Journalist William Howard Russell
While Fenton's photographs retained a painting-like grandeur, text journalists such as William Howard Russell filed increasingly critical reports back to Britain illustrating how the war was being waged. As fatalities, mostly from disease, climbed into the tens of thousands, public unease with the war began to grow.
Survivors of the Charge of the Light Brigade, in which 110 mounted soldiers were sent to their deaths after a command was misunderstood during the Battle of Balaklava in October 1854
One influential report of Russell's described the Charge of the Light Brigade, in which hundreds of cavalry soldiers were mistakenly sent straight along a valley crowded with Russian sharpshooters into a line of enemy cannons.
'A more fearful spectacle was never witnessed than by those who, without the power to aid, beheld their heroic countrymen rushing to the arms of sudden death,' Russell wrote.
'At the distance of 1200 yards the whole line of the enemy belched forth, from thirty iron mouths, a flood of smoke and flame through which hissed the deadly balls.
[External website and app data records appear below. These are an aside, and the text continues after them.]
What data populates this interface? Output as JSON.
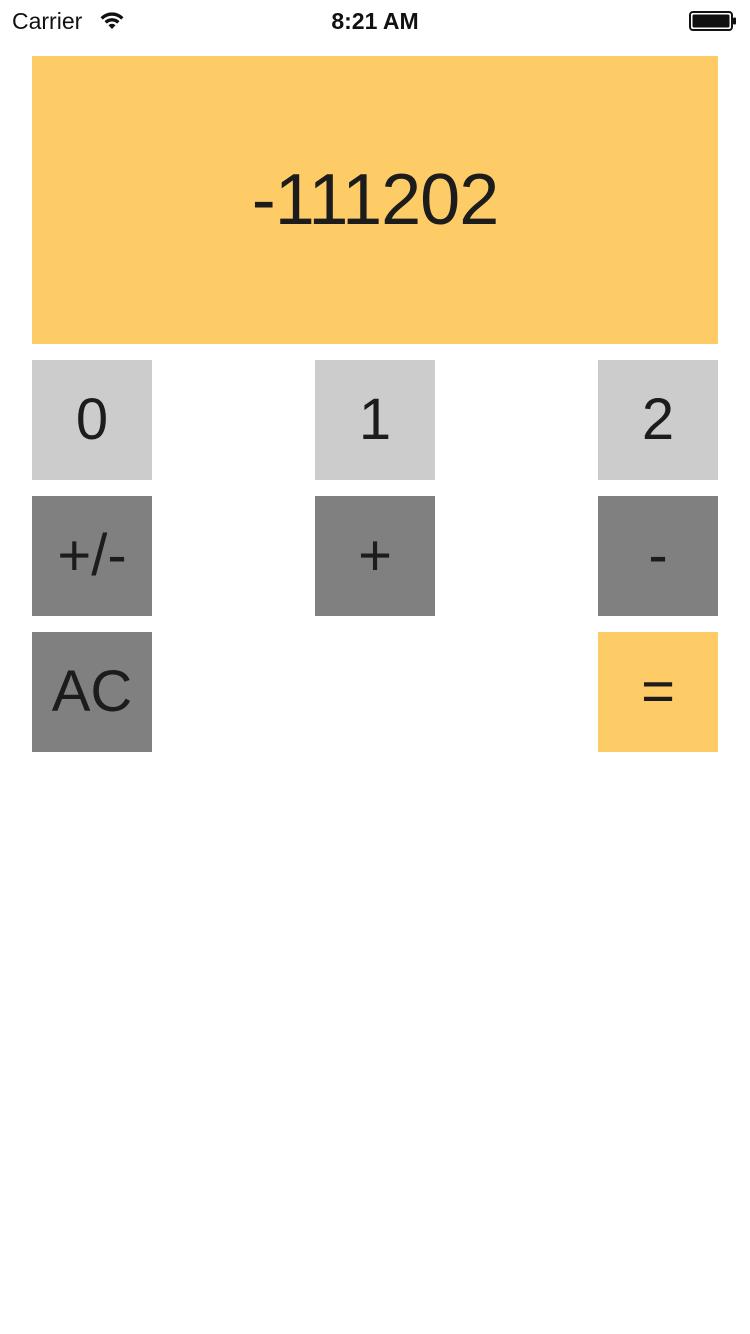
{
  "status_bar": {
    "carrier": "Carrier",
    "time": "8:21 AM",
    "wifi_icon": "wifi-icon",
    "battery_icon": "battery-icon",
    "battery_level": 1.0
  },
  "display": {
    "value": "-111202",
    "background": "#fecc66"
  },
  "keys": {
    "zero": "0",
    "one": "1",
    "two": "2",
    "sign": "+/-",
    "plus": "+",
    "minus": "-",
    "clear": "AC",
    "equals": "="
  },
  "colors": {
    "digit_key": "#cccccc",
    "operator_key": "#808080",
    "accent": "#fecc66",
    "text": "#1c1c1c"
  }
}
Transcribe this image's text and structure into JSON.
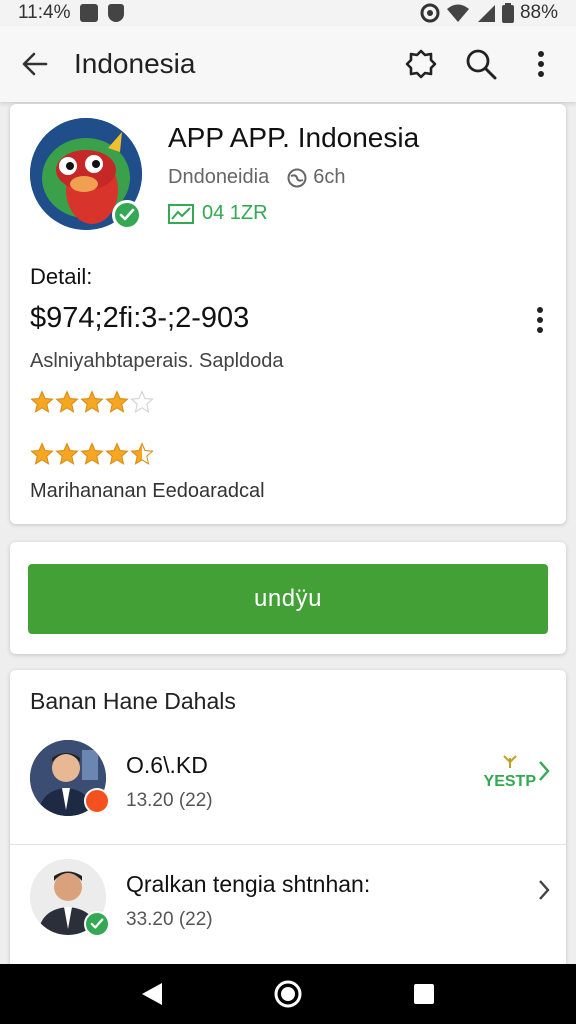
{
  "status_bar": {
    "time": "11:4%",
    "battery": "88%",
    "icons": [
      "box-icon",
      "shield-icon",
      "circle-icon",
      "wifi-icon",
      "signal-icon",
      "battery-icon"
    ]
  },
  "app_bar": {
    "title": "Indonesia",
    "icons": [
      "back-arrow-icon",
      "badge-icon",
      "search-icon",
      "more-vert-icon"
    ]
  },
  "app_card": {
    "title": "APP APP. Indonesia",
    "developer": "Dndoneidia",
    "sub_info": "6ch",
    "stat": "04 1ZR",
    "detail_label": "Detail:",
    "price": "$974;2fi:3-;2-903",
    "description": "Aslniyahbtaperais. Sapldoda",
    "rating_1": 4,
    "rating_2": 4.5,
    "maintainer": "Marihananan Eedoaradcal"
  },
  "download": {
    "label": "undÿu"
  },
  "section": {
    "title": "Banan Hane Dahals",
    "items": [
      {
        "name": "O.6\\.KD",
        "sub": "13.20 (22)",
        "badge": "YESTP"
      },
      {
        "name": "Qralkan tengia shtnhan:",
        "sub": "33.20 (22)"
      }
    ]
  },
  "colors": {
    "accent_green": "#43a036",
    "verified_green": "#34a853",
    "star_orange": "#f5a623",
    "badge_orange": "#f4511e"
  },
  "nav_bar": {
    "icons": [
      "back-triangle-icon",
      "home-circle-icon",
      "recents-square-icon"
    ]
  }
}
Their flight was marked by instant gaps in our ranks, the dead men and horses, by steeds flying wounded or riderless across the plain.'
A distant view of Sevastopol during the siege
Fenton returned to London before Sevastopol was finally captured by the allied forces, effectively ending the war in the summer of 1855.
More than half a million people were killed during the Crimean War, with the vast majority dying from disease.
A peace agreement was reached in which Russia was required to return all of the Ottoman and Moldavian territory they had seized, while the British and French-led alliance returned the Russian land it had captured during the war, including Sevastopol and Balaklava. Both the Russian tsar and the Ottoman sultan agreed not to establish any naval or military arsenal on the Black Sea coast.
Copyright (c) 2018. RFE/RL, Inc. Republished with the permission of Radio Free Europe/Radio Liberty, Washington DC 20036